The Falkland Islands Government yesterday published its budget for the upcoming financial year, describing it as a prudent budget that focuses on stability and continuity. The budget forecasts operating expenditure of £78.3m and revenues of £92.2m, as well as a capital programme totalling £53.5m for the upcoming financial year.
Health related expenditure accounts for the largest share of the proposed investment at £24.6m, followed by infrastructure and communications (£11.6m) and education and training (£10.1m).
With regards to the capital programme, the Government said that the budget now ‘includes the financing of major infrastructure projects such as the potential for a new port and a replacement power station’, and incorporates an ongoing capital programme through to 2029/30. In his speech to the Legislative Assembly, the Government’s Financial Secretary, Tim Waggot, said the ten year programme includes investment in roads, additional housing, quarry capacity, utilities, air services, public buildings, educational facilities, and to allow for inter-generational projects such as a port and a power station.
Mr Waggot also noted that although the budget does not include any additional Covid-19 funding, it is anticipated that unspent funds from the current financial year will be used to continue to support various sectors, particularly tourism.
Meanwhile the forecast operating revenue for the current financial year stands at £97m, constituting a surplus of £11.1m, £1.2m more than had been originally forecast. The revenue figure for 2020/21 is driven by corporation and personal tax receipts (£30m), fishing licence fees (£29m) and investment income (£11m).
Minimum wage up but no cost of living increase for civil servants
The legal minimum wage in the Falklands will increase to £7.26 an hour from £7.13 under the fresh budget. However, in a break from recent years, the Government has decided not to include a cost of living pay rise for civil servants due to ‘an absence of inflationary pressures in the economy.’ Welfare benefits remain unchanged with the exception of the winter fuel allowance, which will be increased to £700 for qualifying households.
Other increases include service charge (up by £25 per year), electricity (increased to 23p per unit), and duty on alcohol and tobacco (up by 3% and 5% respectively).
An approach that concentrates on the essentials
Member of the Legislative Assembly Roger Spink said: We have like the rest of the world, experienced a significant financial impact as a result of the global pandemic, which was completely unforeseen and has had a knock-on effect on our original projections and estimates, yet we are still delivering a surplus in the current year.

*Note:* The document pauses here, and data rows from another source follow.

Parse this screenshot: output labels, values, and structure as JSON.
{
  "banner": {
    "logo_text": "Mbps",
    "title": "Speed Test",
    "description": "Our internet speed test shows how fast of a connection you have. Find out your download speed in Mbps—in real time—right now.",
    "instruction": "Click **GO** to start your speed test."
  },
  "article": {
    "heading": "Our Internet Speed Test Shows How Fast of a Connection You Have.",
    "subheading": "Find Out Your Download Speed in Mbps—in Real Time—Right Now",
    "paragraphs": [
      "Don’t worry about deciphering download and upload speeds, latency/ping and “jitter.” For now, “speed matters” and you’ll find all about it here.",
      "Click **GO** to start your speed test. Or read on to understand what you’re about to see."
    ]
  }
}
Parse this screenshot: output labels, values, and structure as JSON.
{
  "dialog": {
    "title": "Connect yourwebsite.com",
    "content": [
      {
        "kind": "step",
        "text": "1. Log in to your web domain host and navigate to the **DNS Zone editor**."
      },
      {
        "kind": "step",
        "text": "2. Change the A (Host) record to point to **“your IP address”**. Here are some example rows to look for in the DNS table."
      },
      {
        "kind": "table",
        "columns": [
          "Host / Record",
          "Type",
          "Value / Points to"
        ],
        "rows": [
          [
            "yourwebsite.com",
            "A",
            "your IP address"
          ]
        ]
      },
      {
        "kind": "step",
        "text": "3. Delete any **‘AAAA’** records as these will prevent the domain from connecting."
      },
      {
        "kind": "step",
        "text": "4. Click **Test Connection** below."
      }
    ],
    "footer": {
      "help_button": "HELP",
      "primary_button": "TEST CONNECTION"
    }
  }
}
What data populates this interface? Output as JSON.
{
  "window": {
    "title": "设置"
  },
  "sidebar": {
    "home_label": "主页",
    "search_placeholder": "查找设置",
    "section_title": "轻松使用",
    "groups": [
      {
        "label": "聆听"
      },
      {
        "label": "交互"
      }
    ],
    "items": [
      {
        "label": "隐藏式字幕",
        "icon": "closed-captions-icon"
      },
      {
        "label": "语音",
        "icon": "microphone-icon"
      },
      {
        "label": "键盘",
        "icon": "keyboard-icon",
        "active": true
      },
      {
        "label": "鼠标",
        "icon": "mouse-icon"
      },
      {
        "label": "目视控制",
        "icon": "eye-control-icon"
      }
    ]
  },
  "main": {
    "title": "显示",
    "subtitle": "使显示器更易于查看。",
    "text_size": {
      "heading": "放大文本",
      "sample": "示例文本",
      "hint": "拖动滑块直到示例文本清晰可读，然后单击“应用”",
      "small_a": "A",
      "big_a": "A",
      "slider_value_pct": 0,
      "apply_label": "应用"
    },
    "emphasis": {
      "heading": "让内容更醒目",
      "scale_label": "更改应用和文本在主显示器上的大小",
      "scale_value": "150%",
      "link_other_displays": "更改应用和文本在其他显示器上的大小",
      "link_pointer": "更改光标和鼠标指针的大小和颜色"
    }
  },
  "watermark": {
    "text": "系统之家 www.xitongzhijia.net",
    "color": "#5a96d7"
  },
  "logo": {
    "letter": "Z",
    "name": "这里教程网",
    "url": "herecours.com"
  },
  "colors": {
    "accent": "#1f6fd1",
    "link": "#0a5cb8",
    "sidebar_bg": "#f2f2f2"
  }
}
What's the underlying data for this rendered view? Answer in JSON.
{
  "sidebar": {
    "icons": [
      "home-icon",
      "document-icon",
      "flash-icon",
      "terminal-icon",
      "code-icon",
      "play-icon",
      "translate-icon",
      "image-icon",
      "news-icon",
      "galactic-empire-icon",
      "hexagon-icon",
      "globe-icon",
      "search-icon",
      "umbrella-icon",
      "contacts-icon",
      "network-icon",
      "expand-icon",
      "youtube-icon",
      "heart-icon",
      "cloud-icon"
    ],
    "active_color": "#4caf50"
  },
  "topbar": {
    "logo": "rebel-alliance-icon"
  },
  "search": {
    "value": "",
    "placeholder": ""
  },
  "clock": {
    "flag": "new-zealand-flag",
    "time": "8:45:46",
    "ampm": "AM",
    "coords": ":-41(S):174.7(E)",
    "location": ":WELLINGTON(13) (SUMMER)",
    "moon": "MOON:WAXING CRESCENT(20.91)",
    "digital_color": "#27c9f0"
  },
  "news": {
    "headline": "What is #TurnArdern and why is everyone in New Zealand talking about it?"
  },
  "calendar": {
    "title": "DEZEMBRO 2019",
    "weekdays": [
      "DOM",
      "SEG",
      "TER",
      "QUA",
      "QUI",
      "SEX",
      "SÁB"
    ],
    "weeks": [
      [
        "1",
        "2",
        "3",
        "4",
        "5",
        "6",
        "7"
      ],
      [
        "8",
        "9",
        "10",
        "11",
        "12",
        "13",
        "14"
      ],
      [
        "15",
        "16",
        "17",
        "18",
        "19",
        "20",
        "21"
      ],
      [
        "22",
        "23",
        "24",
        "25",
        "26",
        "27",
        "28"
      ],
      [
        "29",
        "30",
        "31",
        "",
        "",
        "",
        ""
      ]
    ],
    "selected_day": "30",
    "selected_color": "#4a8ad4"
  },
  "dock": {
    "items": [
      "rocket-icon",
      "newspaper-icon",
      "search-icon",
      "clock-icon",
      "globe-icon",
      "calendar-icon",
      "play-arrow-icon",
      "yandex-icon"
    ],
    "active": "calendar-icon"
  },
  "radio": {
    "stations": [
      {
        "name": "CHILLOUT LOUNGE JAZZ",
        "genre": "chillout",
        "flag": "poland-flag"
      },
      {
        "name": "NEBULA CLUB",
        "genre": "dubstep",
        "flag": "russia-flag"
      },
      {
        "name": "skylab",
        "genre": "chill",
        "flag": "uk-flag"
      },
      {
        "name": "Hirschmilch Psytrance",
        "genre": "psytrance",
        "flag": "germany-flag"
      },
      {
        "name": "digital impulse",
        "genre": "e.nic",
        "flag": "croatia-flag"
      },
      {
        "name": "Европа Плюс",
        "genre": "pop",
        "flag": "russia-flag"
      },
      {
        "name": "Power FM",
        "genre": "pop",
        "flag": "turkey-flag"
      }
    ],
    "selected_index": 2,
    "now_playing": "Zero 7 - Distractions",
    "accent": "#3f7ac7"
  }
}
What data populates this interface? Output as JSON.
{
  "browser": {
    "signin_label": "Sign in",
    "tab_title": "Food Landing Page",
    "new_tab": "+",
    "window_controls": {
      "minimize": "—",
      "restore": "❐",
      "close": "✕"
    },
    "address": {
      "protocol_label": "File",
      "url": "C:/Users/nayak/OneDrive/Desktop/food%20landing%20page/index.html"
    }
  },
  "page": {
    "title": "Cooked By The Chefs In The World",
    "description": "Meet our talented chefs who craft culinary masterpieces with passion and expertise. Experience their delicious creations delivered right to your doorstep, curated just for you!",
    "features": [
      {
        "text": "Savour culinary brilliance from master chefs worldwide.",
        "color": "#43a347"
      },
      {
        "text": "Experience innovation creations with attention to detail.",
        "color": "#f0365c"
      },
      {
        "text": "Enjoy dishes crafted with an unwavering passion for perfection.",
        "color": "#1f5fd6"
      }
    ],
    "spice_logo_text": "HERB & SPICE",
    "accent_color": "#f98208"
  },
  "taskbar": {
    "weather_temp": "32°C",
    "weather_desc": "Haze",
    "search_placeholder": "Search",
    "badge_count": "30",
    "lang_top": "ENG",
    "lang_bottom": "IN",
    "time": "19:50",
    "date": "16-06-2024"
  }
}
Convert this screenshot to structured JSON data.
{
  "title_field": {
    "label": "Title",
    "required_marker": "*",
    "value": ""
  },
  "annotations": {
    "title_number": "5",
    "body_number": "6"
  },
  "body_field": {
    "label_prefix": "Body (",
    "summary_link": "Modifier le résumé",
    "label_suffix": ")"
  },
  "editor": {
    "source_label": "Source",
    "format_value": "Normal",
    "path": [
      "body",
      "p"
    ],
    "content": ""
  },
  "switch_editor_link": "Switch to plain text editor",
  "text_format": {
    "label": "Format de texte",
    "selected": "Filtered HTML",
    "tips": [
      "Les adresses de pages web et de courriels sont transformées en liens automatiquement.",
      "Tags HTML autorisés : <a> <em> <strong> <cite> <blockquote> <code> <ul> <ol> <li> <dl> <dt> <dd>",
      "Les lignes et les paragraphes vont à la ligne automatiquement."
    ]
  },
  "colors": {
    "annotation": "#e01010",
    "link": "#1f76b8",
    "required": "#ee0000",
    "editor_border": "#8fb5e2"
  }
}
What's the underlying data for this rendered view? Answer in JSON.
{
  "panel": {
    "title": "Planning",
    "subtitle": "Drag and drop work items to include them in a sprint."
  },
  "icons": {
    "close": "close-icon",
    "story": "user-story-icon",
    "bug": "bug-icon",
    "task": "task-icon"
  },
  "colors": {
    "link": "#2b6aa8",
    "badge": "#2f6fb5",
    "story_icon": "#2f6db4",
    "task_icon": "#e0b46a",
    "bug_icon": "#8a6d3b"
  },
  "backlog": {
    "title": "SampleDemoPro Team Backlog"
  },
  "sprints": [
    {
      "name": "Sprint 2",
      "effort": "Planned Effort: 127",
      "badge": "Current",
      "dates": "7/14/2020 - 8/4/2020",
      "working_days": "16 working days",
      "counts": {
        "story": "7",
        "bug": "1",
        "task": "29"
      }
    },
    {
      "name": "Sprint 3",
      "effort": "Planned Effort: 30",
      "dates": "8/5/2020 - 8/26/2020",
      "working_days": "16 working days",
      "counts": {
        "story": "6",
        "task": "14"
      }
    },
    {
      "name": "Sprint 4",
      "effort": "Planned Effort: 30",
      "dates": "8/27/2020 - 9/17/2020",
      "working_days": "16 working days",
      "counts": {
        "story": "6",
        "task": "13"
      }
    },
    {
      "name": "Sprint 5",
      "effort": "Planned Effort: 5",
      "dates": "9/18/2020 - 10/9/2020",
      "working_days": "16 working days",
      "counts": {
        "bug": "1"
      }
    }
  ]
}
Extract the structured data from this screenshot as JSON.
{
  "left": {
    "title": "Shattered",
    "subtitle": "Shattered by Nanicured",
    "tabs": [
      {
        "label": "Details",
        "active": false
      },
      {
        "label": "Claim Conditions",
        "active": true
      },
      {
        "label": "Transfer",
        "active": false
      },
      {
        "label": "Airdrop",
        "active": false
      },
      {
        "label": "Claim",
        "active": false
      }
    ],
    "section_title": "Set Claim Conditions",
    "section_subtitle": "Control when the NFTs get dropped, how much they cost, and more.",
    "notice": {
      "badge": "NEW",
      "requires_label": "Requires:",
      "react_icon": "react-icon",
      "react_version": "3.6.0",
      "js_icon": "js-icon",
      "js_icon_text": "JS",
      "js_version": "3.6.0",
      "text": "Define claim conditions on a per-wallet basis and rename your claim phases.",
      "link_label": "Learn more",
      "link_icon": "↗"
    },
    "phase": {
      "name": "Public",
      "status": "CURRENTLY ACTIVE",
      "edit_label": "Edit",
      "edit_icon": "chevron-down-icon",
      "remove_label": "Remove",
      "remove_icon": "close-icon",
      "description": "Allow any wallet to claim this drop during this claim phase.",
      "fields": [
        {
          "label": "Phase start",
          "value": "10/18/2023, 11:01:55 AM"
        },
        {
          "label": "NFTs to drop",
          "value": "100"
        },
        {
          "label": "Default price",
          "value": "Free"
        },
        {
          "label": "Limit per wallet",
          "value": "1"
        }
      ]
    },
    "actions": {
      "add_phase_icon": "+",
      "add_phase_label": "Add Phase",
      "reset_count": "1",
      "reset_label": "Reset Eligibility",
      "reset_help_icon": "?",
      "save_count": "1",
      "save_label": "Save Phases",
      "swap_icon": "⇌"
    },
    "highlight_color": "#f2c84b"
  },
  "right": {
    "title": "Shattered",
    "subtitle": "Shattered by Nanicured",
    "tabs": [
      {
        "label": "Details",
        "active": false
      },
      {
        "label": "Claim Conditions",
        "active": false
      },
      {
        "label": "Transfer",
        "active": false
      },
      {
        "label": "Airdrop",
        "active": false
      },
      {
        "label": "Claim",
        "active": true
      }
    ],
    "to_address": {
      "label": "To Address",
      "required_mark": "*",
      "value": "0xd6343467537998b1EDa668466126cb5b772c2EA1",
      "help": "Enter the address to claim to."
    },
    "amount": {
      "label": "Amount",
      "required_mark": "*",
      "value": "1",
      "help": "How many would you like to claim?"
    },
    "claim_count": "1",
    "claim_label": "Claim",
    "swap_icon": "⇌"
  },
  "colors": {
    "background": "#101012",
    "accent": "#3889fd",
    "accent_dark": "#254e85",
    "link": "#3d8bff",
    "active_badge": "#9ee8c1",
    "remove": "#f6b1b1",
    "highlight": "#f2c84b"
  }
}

‘Our decision to have a ‘no growth’ budget means we have structured our spending in a way that ensures we have the amount needed to fund current programmes and operational costs, yet remain prudent in our approach to public finances. This approach allows us to concentrate on the essentials. We are still feeling the economic impact of the global pandemic and, as such, we need to ensure that we maintain a careful focus on how we invest public money in the year ahead. The ability to deliver a robust capital program remains a key area as we recover from the pandemic, providing jobs and economic activity together with assets that will benefit our community over a long period. It also together with other government support measures mitigates the short term effects of the pandemic.
Mr Spink also said the budget sought to build on the previous budget’s focus on the well-being of the people across the Falkland Islands and the negative impact of Covid-19. ‘That is why we continue to focus on protecting local services that are important to Falkland Islanders,’ he added.
Also speaking to the Legislative Assembly, Governor Nigel Phillips noted that although the budget is the last of the current Assembly, ‘it retains the hallmark of the past three years, which is an energy and an optimism for delivering a brighter future for the Falkland Islands.’